*GIVEN DATA*.
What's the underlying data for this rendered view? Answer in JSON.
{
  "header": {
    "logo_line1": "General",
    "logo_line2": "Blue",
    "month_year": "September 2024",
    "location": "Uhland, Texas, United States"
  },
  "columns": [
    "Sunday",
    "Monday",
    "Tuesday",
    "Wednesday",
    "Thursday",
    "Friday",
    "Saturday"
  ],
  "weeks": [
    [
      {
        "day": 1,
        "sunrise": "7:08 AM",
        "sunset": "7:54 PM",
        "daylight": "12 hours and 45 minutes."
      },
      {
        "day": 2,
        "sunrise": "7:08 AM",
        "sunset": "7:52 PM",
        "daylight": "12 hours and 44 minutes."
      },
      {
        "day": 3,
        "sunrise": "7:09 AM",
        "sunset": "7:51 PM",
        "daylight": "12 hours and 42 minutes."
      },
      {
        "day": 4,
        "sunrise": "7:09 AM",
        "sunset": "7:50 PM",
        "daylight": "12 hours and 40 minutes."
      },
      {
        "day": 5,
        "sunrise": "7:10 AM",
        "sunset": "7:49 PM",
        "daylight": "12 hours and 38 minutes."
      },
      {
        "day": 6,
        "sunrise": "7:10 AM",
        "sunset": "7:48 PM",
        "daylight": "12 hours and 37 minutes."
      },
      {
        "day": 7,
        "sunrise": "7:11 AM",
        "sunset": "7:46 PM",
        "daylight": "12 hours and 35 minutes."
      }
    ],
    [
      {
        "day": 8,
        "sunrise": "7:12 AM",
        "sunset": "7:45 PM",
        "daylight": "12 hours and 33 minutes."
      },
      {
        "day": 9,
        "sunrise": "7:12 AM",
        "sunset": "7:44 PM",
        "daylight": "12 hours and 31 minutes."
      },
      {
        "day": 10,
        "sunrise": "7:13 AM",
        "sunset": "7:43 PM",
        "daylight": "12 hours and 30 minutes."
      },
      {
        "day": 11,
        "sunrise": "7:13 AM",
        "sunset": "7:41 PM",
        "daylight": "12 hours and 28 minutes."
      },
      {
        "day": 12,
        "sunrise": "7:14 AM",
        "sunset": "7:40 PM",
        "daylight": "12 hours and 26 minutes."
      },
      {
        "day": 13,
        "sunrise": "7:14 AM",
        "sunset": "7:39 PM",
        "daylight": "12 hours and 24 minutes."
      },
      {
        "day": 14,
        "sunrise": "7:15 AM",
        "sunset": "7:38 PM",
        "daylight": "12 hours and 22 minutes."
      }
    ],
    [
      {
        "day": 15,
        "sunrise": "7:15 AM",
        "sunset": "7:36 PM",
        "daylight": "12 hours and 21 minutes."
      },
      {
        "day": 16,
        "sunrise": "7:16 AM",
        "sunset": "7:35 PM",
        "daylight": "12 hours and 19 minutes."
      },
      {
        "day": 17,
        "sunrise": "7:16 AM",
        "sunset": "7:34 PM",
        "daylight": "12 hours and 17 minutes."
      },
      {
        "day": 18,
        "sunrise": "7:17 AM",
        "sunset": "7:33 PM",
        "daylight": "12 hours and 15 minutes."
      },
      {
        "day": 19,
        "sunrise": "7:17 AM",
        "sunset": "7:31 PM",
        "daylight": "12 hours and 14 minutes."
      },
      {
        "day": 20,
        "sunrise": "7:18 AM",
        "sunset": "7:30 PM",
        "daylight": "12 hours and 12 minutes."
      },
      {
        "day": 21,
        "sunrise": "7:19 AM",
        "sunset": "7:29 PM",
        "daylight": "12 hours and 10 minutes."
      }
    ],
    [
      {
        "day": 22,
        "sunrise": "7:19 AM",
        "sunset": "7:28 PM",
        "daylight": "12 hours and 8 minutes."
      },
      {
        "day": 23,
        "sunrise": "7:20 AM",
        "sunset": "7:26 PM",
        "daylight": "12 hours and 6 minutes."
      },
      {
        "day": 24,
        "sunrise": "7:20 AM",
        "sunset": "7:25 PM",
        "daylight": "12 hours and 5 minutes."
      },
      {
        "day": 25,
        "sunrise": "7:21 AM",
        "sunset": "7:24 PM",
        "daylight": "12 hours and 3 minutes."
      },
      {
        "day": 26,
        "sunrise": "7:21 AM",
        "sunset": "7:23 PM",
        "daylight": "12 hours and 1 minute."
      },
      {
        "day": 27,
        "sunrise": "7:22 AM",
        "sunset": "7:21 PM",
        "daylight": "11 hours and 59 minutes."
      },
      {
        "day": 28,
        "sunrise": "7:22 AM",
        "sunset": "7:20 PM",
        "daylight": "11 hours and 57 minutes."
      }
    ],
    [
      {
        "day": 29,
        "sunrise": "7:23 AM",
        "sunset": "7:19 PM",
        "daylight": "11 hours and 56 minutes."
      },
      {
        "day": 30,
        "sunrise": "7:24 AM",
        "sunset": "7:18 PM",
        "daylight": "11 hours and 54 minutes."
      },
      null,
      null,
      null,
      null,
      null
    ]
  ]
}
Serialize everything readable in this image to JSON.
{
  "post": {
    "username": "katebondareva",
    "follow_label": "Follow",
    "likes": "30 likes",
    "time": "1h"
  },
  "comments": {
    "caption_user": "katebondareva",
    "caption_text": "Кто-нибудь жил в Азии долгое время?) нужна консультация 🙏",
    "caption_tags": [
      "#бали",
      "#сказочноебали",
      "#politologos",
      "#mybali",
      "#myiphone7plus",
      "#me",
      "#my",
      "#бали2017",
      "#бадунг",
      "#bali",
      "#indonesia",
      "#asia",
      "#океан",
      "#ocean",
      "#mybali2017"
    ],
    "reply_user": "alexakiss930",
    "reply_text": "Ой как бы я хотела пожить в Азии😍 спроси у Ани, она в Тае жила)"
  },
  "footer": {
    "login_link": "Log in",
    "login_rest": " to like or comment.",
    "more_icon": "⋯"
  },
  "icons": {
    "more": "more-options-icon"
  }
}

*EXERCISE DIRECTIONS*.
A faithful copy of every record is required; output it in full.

*ANSWER TO THE EXERCISE*.
What's the underlying data for this rendered view? Answer in JSON.
{
  "header": {
    "logo_line1": "General",
    "logo_line2": "Blue",
    "month_year": "September 2024",
    "location": "Uhland, Texas, United States"
  },
  "columns": [
    "Sunday",
    "Monday",
    "Tuesday",
    "Wednesday",
    "Thursday",
    "Friday",
    "Saturday"
  ],
  "weeks": [
    [
      {
        "day": 1,
        "sunrise": "7:08 AM",
        "sunset": "7:54 PM",
        "daylight": "12 hours and 45 minutes."
      },
      {
        "day": 2,
        "sunrise": "7:08 AM",
        "sunset": "7:52 PM",
        "daylight": "12 hours and 44 minutes."
      },
      {
        "day": 3,
        "sunrise": "7:09 AM",
        "sunset": "7:51 PM",
        "daylight": "12 hours and 42 minutes."
      },
      {
        "day": 4,
        "sunrise": "7:09 AM",
        "sunset": "7:50 PM",
        "daylight": "12 hours and 40 minutes."
      },
      {
        "day": 5,
        "sunrise": "7:10 AM",
        "sunset": "7:49 PM",
        "daylight": "12 hours and 38 minutes."
      },
      {
        "day": 6,
        "sunrise": "7:10 AM",
        "sunset": "7:48 PM",
        "daylight": "12 hours and 37 minutes."
      },
      {
        "day": 7,
        "sunrise": "7:11 AM",
        "sunset": "7:46 PM",
        "daylight": "12 hours and 35 minutes."
      }
    ],
    [
      {
        "day": 8,
        "sunrise": "7:12 AM",
        "sunset": "7:45 PM",
        "daylight": "12 hours and 33 minutes."
      },
      {
        "day": 9,
        "sunrise": "7:12 AM",
        "sunset": "7:44 PM",
        "daylight": "12 hours and 31 minutes."
      },
      {
        "day": 10,
        "sunrise": "7:13 AM",
        "sunset": "7:43 PM",
        "daylight": "12 hours and 30 minutes."
      },
      {
        "day": 11,
        "sunrise": "7:13 AM",
        "sunset": "7:41 PM",
        "daylight": "12 hours and 28 minutes."
      },
      {
        "day": 12,
        "sunrise": "7:14 AM",
        "sunset": "7:40 PM",
        "daylight": "12 hours and 26 minutes."
      },
      {
        "day": 13,
        "sunrise": "7:14 AM",
        "sunset": "7:39 PM",
        "daylight": "12 hours and 24 minutes."
      },
      {
        "day": 14,
        "sunrise": "7:15 AM",
        "sunset": "7:38 PM",
        "daylight": "12 hours and 22 minutes."
      }
    ],
    [
      {
        "day": 15,
        "sunrise": "7:15 AM",
        "sunset": "7:36 PM",
        "daylight": "12 hours and 21 minutes."
      },
      {
        "day": 16,
        "sunrise": "7:16 AM",
        "sunset": "7:35 PM",
        "daylight": "12 hours and 19 minutes."
      },
      {
        "day": 17,
        "sunrise": "7:16 AM",
        "sunset": "7:34 PM",
        "daylight": "12 hours and 17 minutes."
      },
      {
        "day": 18,
        "sunrise": "7:17 AM",
        "sunset": "7:33 PM",
        "daylight": "12 hours and 15 minutes."
      },
      {
        "day": 19,
        "sunrise": "7:17 AM",
        "sunset": "7:31 PM",
        "daylight": "12 hours and 14 minutes."
      },
      {
        "day": 20,
        "sunrise": "7:18 AM",
        "sunset": "7:30 PM",
        "daylight": "12 hours and 12 minutes."
      },
      {
        "day": 21,
        "sunrise": "7:19 AM",
        "sunset": "7:29 PM",
        "daylight": "12 hours and 10 minutes."
      }
    ],
    [
      {
        "day": 22,
        "sunrise": "7:19 AM",
        "sunset": "7:28 PM",
        "daylight": "12 hours and 8 minutes."
      },
      {
        "day": 23,
        "sunrise": "7:20 AM",
        "sunset": "7:26 PM",
        "daylight": "12 hours and 6 minutes."
      },
      {
        "day": 24,
        "sunrise": "7:20 AM",
        "sunset": "7:25 PM",
        "daylight": "12 hours and 5 minutes."
      },
      {
        "day": 25,
        "sunrise": "7:21 AM",
        "sunset": "7:24 PM",
        "daylight": "12 hours and 3 minutes."
      },
      {
        "day": 26,
        "sunrise": "7:21 AM",
        "sunset": "7:23 PM",
        "daylight": "12 hours and 1 minute."
      },
      {
        "day": 27,
        "sunrise": "7:22 AM",
        "sunset": "7:21 PM",
        "daylight": "11 hours and 59 minutes."
      },
      {
        "day": 28,
        "sunrise": "7:22 AM",
        "sunset": "7:20 PM",
        "daylight": "11 hours and 57 minutes."
      }
    ],
    [
      {
        "day": 29,
        "sunrise": "7:23 AM",
        "sunset": "7:19 PM",
        "daylight": "11 hours and 56 minutes."
      },
      {
        "day": 30,
        "sunrise": "7:24 AM",
        "sunset": "7:18 PM",
        "daylight": "11 hours and 54 minutes."
      },
      null,
      null,
      null,
      null,
      null
    ]
  ]
}
Serialize everything readable in this image to JSON.
{
  "post": {
    "username": "katebondareva",
    "follow_label": "Follow",
    "likes": "30 likes",
    "time": "1h"
  },
  "comments": {
    "caption_user": "katebondareva",
    "caption_text": "Кто-нибудь жил в Азии долгое время?) нужна консультация 🙏",
    "caption_tags": [
      "#бали",
      "#сказочноебали",
      "#politologos",
      "#mybali",
      "#myiphone7plus",
      "#me",
      "#my",
      "#бали2017",
      "#бадунг",
      "#bali",
      "#indonesia",
      "#asia",
      "#океан",
      "#ocean",
      "#mybali2017"
    ],
    "reply_user": "alexakiss930",
    "reply_text": "Ой как бы я хотела пожить в Азии😍 спроси у Ани, она в Тае жила)"
  },
  "footer": {
    "login_link": "Log in",
    "login_rest": " to like or comment.",
    "more_icon": "⋯"
  },
  "icons": {
    "more": "more-options-icon"
  }
}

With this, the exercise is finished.